PROBLEM TO SOLVE: Would you please copy the entries exactly, leaving every picture aside?

*** DATASET Section Begins ***

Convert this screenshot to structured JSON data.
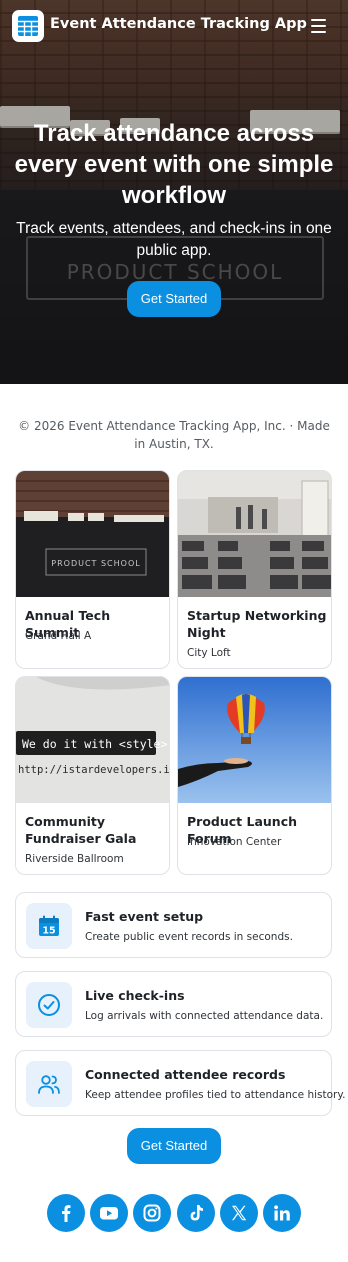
{
  "header": {
    "brand": "Event Attendance Tracking App",
    "logo_icon": "calendar-grid-icon",
    "menu_icon": "hamburger-menu-icon"
  },
  "hero": {
    "title": "Track attendance across every event with one simple workflow",
    "subtitle": "Track events, attendees, and check-ins in one public app.",
    "cta_label": "Get Started",
    "sign_text": "PRODUCT SCHOOL"
  },
  "footer_note": "© 2026 Event Attendance Tracking App, Inc. · Made in Austin, TX.",
  "events": [
    {
      "title": "Annual Tech Summit",
      "venue": "Grand Hall A",
      "sign_text": "PRODUCT SCHOOL"
    },
    {
      "title": "Startup Networking Night",
      "venue": "City Loft"
    },
    {
      "title": "Community Fundraiser Gala",
      "venue": "Riverside Ballroom",
      "shirt_line1": "We do it with <style>",
      "shirt_line2": "http://istardevelopers.in"
    },
    {
      "title": "Product Launch Forum",
      "venue": "Innovation Center"
    }
  ],
  "features": [
    {
      "title": "Fast event setup",
      "desc": "Create public event records in seconds.",
      "icon": "calendar-15-icon",
      "icon_text": "15"
    },
    {
      "title": "Live check-ins",
      "desc": "Log arrivals with connected attendance data.",
      "icon": "check-circle-icon"
    },
    {
      "title": "Connected attendee records",
      "desc": "Keep attendee profiles tied to attendance history.",
      "icon": "users-icon"
    }
  ],
  "bottom_cta_label": "Get Started",
  "social": [
    "facebook-icon",
    "youtube-icon",
    "instagram-icon",
    "tiktok-icon",
    "x-icon",
    "linkedin-icon"
  ],
  "colors": {
    "accent": "#0b8fe0",
    "accent_soft": "#e6f1fb",
    "border": "#dfe2e6"
  }
}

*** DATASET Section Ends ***

TASK RESPONSE:
Convert this screenshot to structured JSON data.
{
  "header": {
    "brand": "Event Attendance Tracking App",
    "logo_icon": "calendar-grid-icon",
    "menu_icon": "hamburger-menu-icon"
  },
  "hero": {
    "title": "Track attendance across every event with one simple workflow",
    "subtitle": "Track events, attendees, and check-ins in one public app.",
    "cta_label": "Get Started",
    "sign_text": "PRODUCT SCHOOL"
  },
  "footer_note": "© 2026 Event Attendance Tracking App, Inc. · Made in Austin, TX.",
  "events": [
    {
      "title": "Annual Tech Summit",
      "venue": "Grand Hall A",
      "sign_text": "PRODUCT SCHOOL"
    },
    {
      "title": "Startup Networking Night",
      "venue": "City Loft"
    },
    {
      "title": "Community Fundraiser Gala",
      "venue": "Riverside Ballroom",
      "shirt_line1": "We do it with <style>",
      "shirt_line2": "http://istardevelopers.in"
    },
    {
      "title": "Product Launch Forum",
      "venue": "Innovation Center"
    }
  ],
  "features": [
    {
      "title": "Fast event setup",
      "desc": "Create public event records in seconds.",
      "icon": "calendar-15-icon",
      "icon_text": "15"
    },
    {
      "title": "Live check-ins",
      "desc": "Log arrivals with connected attendance data.",
      "icon": "check-circle-icon"
    },
    {
      "title": "Connected attendee records",
      "desc": "Keep attendee profiles tied to attendance history.",
      "icon": "users-icon"
    }
  ],
  "bottom_cta_label": "Get Started",
  "social": [
    "facebook-icon",
    "youtube-icon",
    "instagram-icon",
    "tiktok-icon",
    "x-icon",
    "linkedin-icon"
  ],
  "colors": {
    "accent": "#0b8fe0",
    "accent_soft": "#e6f1fb",
    "border": "#dfe2e6"
  }
}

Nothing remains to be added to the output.